Coordinating such an exercise will be challenging logistically. Divulging information, which is advantageous for the industry, will also need to be shared in such a way that those providing the information are not threatened commercially or competitively. But until such initiatives start to take place, all eyes will be on MeyGen and Atlantis’ next move in France since this is a company that is not only rooting for the home team in the UK, but the tidal sector as a global energy asset class.

Atlantis has appointed N+1 Singer as its Nominated Adviser & Broker in relation to its proposed IPO on AIM.

Background on the Technology


The AR1500 is the latest tidal power turbine system under development at Atlantis. The AR1500 will have a rated capacity of 1.5MW at 3.0 m/s and will be designed to withstand the extreme environmental conditions expected to be encountered in the Pentland Firth in Scotland and the Bay of Fundy in Canada. The detailed design of this cutting edge turbine will be completed by Lockheed Martin Corporation during 2014. The AR1500 system will have pitching blades and full nacelle yaw rotation capability to facilitate operation in highly energetic deployment locations.

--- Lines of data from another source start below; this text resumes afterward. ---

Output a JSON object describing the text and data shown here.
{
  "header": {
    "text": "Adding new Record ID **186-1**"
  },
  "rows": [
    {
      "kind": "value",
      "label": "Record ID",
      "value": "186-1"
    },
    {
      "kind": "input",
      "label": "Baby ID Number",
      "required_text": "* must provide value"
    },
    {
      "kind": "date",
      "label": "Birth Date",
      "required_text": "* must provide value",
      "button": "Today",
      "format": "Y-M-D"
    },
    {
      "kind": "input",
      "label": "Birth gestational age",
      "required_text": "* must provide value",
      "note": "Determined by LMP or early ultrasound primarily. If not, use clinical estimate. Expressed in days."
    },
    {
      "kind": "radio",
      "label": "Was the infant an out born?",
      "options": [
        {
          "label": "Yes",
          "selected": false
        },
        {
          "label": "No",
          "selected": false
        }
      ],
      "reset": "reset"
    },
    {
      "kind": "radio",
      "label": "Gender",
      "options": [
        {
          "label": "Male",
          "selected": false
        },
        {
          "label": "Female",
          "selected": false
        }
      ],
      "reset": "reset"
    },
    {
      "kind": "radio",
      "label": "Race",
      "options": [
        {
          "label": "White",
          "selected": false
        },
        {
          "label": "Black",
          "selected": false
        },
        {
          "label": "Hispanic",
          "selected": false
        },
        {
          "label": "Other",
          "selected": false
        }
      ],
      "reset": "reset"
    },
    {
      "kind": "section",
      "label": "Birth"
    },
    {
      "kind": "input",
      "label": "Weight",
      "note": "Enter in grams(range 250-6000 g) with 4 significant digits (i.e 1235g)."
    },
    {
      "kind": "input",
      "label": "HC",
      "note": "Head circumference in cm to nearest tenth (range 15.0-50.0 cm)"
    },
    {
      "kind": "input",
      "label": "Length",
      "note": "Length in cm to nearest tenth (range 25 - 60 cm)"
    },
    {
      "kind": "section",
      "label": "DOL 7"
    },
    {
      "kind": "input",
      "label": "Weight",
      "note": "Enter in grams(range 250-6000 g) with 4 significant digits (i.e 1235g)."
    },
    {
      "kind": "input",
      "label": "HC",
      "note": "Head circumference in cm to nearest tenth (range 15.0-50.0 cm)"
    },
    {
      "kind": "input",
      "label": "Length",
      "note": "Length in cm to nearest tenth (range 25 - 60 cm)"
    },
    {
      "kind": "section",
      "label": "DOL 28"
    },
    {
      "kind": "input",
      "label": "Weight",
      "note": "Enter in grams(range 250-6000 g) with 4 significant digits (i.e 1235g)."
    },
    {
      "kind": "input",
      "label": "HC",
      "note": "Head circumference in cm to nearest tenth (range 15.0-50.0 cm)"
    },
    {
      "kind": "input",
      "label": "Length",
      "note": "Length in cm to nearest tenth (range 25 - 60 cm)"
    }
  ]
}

The AR1000 is a commercial scale 1MW horizontal axis turbine designed for open ocean deployment. The AR1000 features a single rotor set with highly efficient fixed pitch blades, which offer a cost saving over variable pitch blades for less extreme site conditions. The AR1000 can be rotated in the slack period between tides using a yaw drive, and then fixed in place for the optimal heading for the next tide. The AR1000 is designed to produce its nameplate capacity of 1MW in water flows of 2.65m/s and above. The company first deployed and commissioned this turbine at the EMEC facility during the summer of 2011. Later in 2012, Atlantis became the first tidal turbine developer to carry out full scale drive train testing at the Nautilius facility at Narec, during which the tidal developer proved turbine generation at full capacity, carried out accelerated lifecycle testing and validated the control system. The fixed pitch AR1000 system is now scheduled to be installed on CECEP's Daishan demonstration site in China during 2014.

AS Series

The AS series turbines are ducted horizontal axis turbines suitable for deployment with mono-directional blades in river environments and bi-directional blades in diurnal tidal locations. AS turbines feature a swept back blade design and control system to optimise turbine efficiency across flow velocity distributions. The AS140, the first of the AS series, was designed from first principles using extensive computer modelling and, during tow testing in 2008, was independently verified as showing market leading efficiency. This ducted turbine system is ideally suited to sheltered ocean and run-of-river locations.


The AN150, the first of the AN series, is a shallow water turbine which has been extensively tested and grid connected in Australia. The turbine uses Aquafoils™ to capture momentum from the flow of water to drive a chain perpendicular to the flow. The turbine is robust and can withstand water flow containing significant debris. It is fully scalable and has been developed over a 6 year period, with multiple tow-testing and continual optimisation. Tow testing of the AN turbine was carried out in July 2008, and the device was subsequently grid connected at our test facility in San Remo, Victoria in Australia. This turbine system is ideally suited to shallow water locations in rivers, man-made structures or open ocean environments.